Beware Of Aggression
If you encounter a wolf that seems aggressive, back away slowly without turning your back away from the wolf. You should never run away with your back turned. The same rule applies to bears encounters; don’t run. You can use bear spray or pepper spray if you have it and you have the skills to use it safely. Be aware of the range and operating conditions of the product you are using.
Hiking Bag Excursions – 10 Wolf Facts
You have learned the preventative side of dealing with wolves. Your fear should be lessened because you now have knowledge and understanding of the species. You are always cautious, aware and alert, so you will be fine.
Interesting Facts About Wolves
- Wolves are the largest members of the Canidae family, which includes domestic dogs, coyotes, dingoes, African hunting dogs, many types of foxes, and several kinds of jackals.
- This animal runs on their toes, which helps them to stop and turn quickly and to prevent their paw pads from wearing down.
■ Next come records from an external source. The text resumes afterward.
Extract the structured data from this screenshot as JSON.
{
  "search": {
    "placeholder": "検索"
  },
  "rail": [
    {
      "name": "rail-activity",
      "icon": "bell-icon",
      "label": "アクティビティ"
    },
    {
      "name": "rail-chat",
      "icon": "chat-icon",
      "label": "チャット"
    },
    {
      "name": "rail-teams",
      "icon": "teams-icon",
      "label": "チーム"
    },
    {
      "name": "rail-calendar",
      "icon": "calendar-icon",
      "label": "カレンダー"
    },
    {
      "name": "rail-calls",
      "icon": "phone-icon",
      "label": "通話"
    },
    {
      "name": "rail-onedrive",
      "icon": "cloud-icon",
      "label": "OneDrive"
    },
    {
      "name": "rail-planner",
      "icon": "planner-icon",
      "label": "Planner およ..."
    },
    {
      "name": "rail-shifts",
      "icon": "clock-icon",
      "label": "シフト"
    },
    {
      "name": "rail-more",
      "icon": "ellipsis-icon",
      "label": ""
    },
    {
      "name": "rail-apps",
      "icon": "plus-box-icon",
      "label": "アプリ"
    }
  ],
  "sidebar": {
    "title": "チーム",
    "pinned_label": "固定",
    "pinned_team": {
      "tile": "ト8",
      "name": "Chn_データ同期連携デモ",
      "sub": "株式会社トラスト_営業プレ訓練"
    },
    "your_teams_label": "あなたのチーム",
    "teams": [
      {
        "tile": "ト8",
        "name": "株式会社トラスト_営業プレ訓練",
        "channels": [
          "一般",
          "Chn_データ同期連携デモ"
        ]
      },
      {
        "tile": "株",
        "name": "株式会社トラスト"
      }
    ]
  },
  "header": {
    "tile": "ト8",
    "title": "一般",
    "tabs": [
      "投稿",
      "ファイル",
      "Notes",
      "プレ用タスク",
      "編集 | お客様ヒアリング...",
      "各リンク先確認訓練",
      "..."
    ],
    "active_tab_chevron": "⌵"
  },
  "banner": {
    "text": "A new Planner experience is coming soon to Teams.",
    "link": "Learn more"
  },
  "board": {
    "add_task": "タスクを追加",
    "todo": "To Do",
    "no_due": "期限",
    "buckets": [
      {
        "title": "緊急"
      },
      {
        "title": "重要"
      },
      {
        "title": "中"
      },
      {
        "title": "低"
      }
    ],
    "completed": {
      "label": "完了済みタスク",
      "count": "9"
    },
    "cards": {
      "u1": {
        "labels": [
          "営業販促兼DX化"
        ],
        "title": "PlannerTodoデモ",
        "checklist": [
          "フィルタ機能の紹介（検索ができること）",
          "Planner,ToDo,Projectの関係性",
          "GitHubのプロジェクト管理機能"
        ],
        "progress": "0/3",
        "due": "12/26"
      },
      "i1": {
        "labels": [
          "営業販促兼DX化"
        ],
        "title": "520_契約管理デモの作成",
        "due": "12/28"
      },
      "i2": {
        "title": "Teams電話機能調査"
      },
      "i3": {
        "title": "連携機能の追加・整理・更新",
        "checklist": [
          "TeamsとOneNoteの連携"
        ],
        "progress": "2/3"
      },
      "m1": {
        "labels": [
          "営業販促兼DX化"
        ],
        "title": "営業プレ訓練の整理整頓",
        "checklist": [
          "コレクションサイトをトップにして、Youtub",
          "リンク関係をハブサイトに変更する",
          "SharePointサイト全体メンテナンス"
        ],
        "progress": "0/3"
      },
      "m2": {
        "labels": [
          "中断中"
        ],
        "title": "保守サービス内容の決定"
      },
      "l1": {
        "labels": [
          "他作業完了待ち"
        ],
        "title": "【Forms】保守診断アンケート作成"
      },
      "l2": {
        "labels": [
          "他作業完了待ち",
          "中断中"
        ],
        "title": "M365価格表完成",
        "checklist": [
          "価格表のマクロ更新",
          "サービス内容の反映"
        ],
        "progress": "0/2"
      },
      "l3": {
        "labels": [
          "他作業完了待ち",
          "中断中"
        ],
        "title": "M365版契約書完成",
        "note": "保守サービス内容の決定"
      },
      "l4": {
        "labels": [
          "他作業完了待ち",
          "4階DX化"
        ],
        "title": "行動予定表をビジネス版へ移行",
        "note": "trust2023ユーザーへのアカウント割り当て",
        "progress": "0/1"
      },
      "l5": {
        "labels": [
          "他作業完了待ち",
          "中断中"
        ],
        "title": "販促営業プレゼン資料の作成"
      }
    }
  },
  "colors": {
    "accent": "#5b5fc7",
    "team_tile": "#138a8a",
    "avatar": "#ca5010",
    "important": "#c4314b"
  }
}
- At one time wolves were the most widely distributed land predator the world had ever seen. The only places they didn’t thrive were in the true desert and rain forests.
- A wolf pup’s eyes are blue at birth. Their eyes turn yellow by the time they are eight months old.
- Their jaw has a crushing pressure of nearly 1,500 pounds per square inch (compared with around 750 for a large dog). The jaws themselves are massive, bearing 42 teeth specialized for stabbing, shearing, and crunching bones. That jaws also open farther than that of a dog.
- They can swim distances of up to 8 miles aided by small webs between their toes.
- You’ve heard what a wolf’s howl sounds like. They howl to contact separated members of their group to rally them before hunting, or to warn rival wolf packs to keep away.
- A lone wolf will howl to attract mates or just because they are alone. Each wolf howls for only about five seconds, but howls can seem much longer when the entire pack joins in. Biologists have found that wolves will respond to humans imitating their howls.
- They were the first animals to be placed on the U.S. Endangered Species Act list in 1973.
- The last wolf in Yellowstone Park was killed in 1926. In 1995, wolves were reintroduced and, after just ten years, approximately 136 wolves now roam the Park in about 13 wolf packs.
Hiking Bag Trips – Conquer Your Fears
If you have knowledge, you have power. When you familiarize yourself with animals in the wilderness where you hike, you will know what to expect. When you are armed with pertinent information and feel confident, dealing with wild animals is not so scary. Wolves are beautiful creatures, but you need to keep your distance and use care not to invite them into your space on the trail or campground. Happy Hiking!